### What you are asked to do
Nothing in the data should change when you return it, but leave the pictures out.

### Extracted records

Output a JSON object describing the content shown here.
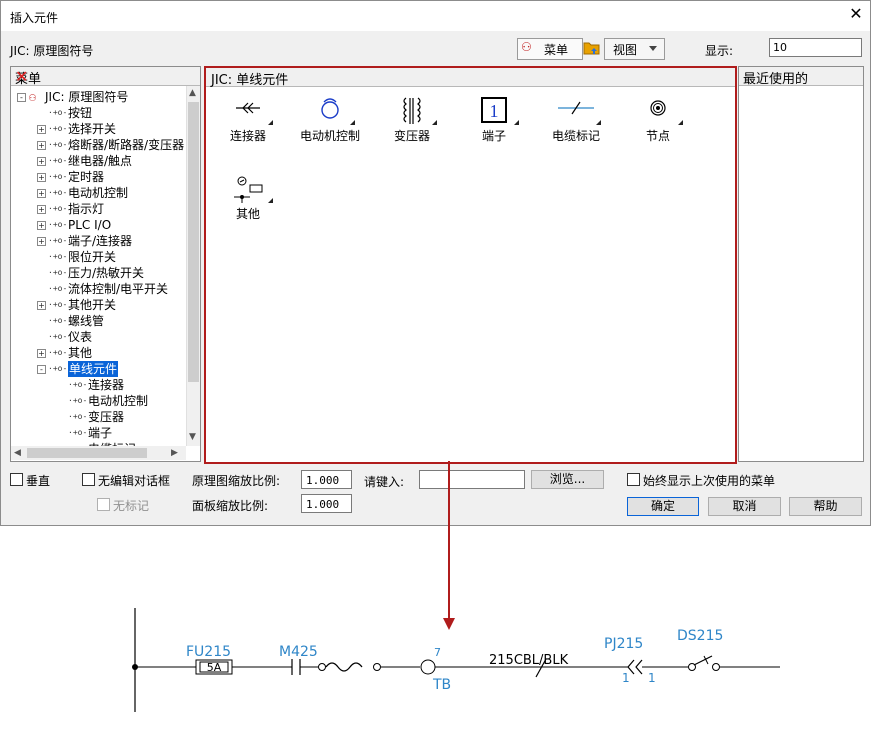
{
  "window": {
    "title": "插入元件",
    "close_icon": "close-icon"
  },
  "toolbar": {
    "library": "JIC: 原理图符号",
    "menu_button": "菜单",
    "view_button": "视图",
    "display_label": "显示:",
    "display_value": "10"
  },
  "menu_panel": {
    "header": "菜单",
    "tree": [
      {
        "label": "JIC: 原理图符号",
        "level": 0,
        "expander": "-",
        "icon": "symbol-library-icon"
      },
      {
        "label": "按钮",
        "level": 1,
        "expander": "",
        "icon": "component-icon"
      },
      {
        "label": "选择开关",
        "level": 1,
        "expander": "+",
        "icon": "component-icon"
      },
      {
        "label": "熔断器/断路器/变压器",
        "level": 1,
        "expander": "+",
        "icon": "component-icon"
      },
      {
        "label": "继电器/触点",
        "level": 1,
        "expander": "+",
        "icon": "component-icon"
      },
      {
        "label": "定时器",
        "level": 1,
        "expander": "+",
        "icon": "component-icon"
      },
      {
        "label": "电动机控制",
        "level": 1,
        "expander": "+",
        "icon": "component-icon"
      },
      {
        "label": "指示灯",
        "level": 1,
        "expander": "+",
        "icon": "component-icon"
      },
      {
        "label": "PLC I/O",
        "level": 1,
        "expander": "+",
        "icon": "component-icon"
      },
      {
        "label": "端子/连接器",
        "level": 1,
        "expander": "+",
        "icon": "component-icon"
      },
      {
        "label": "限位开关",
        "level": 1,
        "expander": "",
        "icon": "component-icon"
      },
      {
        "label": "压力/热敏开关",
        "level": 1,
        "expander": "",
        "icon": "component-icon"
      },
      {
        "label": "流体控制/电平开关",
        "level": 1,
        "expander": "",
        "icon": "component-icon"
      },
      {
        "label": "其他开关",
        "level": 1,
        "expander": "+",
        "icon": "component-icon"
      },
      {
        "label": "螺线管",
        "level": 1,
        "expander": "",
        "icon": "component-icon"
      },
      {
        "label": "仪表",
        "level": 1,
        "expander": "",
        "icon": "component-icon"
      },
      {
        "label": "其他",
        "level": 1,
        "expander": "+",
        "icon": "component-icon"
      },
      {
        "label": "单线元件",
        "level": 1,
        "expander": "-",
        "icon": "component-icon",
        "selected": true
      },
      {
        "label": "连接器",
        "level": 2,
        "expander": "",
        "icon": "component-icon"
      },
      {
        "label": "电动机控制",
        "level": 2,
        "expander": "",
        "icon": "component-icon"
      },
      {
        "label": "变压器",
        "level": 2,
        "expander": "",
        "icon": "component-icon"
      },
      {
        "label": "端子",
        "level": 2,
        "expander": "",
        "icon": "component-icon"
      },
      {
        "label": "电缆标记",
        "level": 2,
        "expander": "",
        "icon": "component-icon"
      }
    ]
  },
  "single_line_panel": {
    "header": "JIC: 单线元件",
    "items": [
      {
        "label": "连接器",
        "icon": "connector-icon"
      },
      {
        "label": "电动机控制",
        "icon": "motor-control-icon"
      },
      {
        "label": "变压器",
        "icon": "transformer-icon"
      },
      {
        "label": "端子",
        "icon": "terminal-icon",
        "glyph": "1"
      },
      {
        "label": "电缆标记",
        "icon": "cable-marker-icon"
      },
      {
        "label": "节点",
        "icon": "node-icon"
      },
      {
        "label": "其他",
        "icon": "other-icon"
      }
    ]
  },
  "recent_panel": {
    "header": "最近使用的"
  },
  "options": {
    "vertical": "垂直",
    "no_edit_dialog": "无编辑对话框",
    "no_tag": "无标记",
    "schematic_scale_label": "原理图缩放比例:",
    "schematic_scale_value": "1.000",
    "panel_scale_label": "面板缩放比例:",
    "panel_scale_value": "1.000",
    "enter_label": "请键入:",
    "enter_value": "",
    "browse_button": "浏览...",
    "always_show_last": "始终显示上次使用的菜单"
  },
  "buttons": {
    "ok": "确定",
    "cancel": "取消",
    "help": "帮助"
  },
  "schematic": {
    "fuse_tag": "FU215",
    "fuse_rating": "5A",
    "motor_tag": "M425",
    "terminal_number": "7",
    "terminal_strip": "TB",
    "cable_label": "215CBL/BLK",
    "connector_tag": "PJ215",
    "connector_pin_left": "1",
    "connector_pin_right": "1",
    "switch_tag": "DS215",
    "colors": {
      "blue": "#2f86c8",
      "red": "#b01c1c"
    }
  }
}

### Answer space
Output a JSON object describing the content shown here.
{
  "window": {
    "title": "插入元件",
    "close_icon": "close-icon"
  },
  "toolbar": {
    "library": "JIC: 原理图符号",
    "menu_button": "菜单",
    "view_button": "视图",
    "display_label": "显示:",
    "display_value": "10"
  },
  "menu_panel": {
    "header": "菜单",
    "tree": [
      {
        "label": "JIC: 原理图符号",
        "level": 0,
        "expander": "-",
        "icon": "symbol-library-icon"
      },
      {
        "label": "按钮",
        "level": 1,
        "expander": "",
        "icon": "component-icon"
      },
      {
        "label": "选择开关",
        "level": 1,
        "expander": "+",
        "icon": "component-icon"
      },
      {
        "label": "熔断器/断路器/变压器",
        "level": 1,
        "expander": "+",
        "icon": "component-icon"
      },
      {
        "label": "继电器/触点",
        "level": 1,
        "expander": "+",
        "icon": "component-icon"
      },
      {
        "label": "定时器",
        "level": 1,
        "expander": "+",
        "icon": "component-icon"
      },
      {
        "label": "电动机控制",
        "level": 1,
        "expander": "+",
        "icon": "component-icon"
      },
      {
        "label": "指示灯",
        "level": 1,
        "expander": "+",
        "icon": "component-icon"
      },
      {
        "label": "PLC I/O",
        "level": 1,
        "expander": "+",
        "icon": "component-icon"
      },
      {
        "label": "端子/连接器",
        "level": 1,
        "expander": "+",
        "icon": "component-icon"
      },
      {
        "label": "限位开关",
        "level": 1,
        "expander": "",
        "icon": "component-icon"
      },
      {
        "label": "压力/热敏开关",
        "level": 1,
        "expander": "",
        "icon": "component-icon"
      },
      {
        "label": "流体控制/电平开关",
        "level": 1,
        "expander": "",
        "icon": "component-icon"
      },
      {
        "label": "其他开关",
        "level": 1,
        "expander": "+",
        "icon": "component-icon"
      },
      {
        "label": "螺线管",
        "level": 1,
        "expander": "",
        "icon": "component-icon"
      },
      {
        "label": "仪表",
        "level": 1,
        "expander": "",
        "icon": "component-icon"
      },
      {
        "label": "其他",
        "level": 1,
        "expander": "+",
        "icon": "component-icon"
      },
      {
        "label": "单线元件",
        "level": 1,
        "expander": "-",
        "icon": "component-icon",
        "selected": true
      },
      {
        "label": "连接器",
        "level": 2,
        "expander": "",
        "icon": "component-icon"
      },
      {
        "label": "电动机控制",
        "level": 2,
        "expander": "",
        "icon": "component-icon"
      },
      {
        "label": "变压器",
        "level": 2,
        "expander": "",
        "icon": "component-icon"
      },
      {
        "label": "端子",
        "level": 2,
        "expander": "",
        "icon": "component-icon"
      },
      {
        "label": "电缆标记",
        "level": 2,
        "expander": "",
        "icon": "component-icon"
      }
    ]
  },
  "single_line_panel": {
    "header": "JIC: 单线元件",
    "items": [
      {
        "label": "连接器",
        "icon": "connector-icon"
      },
      {
        "label": "电动机控制",
        "icon": "motor-control-icon"
      },
      {
        "label": "变压器",
        "icon": "transformer-icon"
      },
      {
        "label": "端子",
        "icon": "terminal-icon",
        "glyph": "1"
      },
      {
        "label": "电缆标记",
        "icon": "cable-marker-icon"
      },
      {
        "label": "节点",
        "icon": "node-icon"
      },
      {
        "label": "其他",
        "icon": "other-icon"
      }
    ]
  },
  "recent_panel": {
    "header": "最近使用的"
  },
  "options": {
    "vertical": "垂直",
    "no_edit_dialog": "无编辑对话框",
    "no_tag": "无标记",
    "schematic_scale_label": "原理图缩放比例:",
    "schematic_scale_value": "1.000",
    "panel_scale_label": "面板缩放比例:",
    "panel_scale_value": "1.000",
    "enter_label": "请键入:",
    "enter_value": "",
    "browse_button": "浏览...",
    "always_show_last": "始终显示上次使用的菜单"
  },
  "buttons": {
    "ok": "确定",
    "cancel": "取消",
    "help": "帮助"
  },
  "schematic": {
    "fuse_tag": "FU215",
    "fuse_rating": "5A",
    "motor_tag": "M425",
    "terminal_number": "7",
    "terminal_strip": "TB",
    "cable_label": "215CBL/BLK",
    "connector_tag": "PJ215",
    "connector_pin_left": "1",
    "connector_pin_right": "1",
    "switch_tag": "DS215",
    "colors": {
      "blue": "#2f86c8",
      "red": "#b01c1c"
    }
  }
}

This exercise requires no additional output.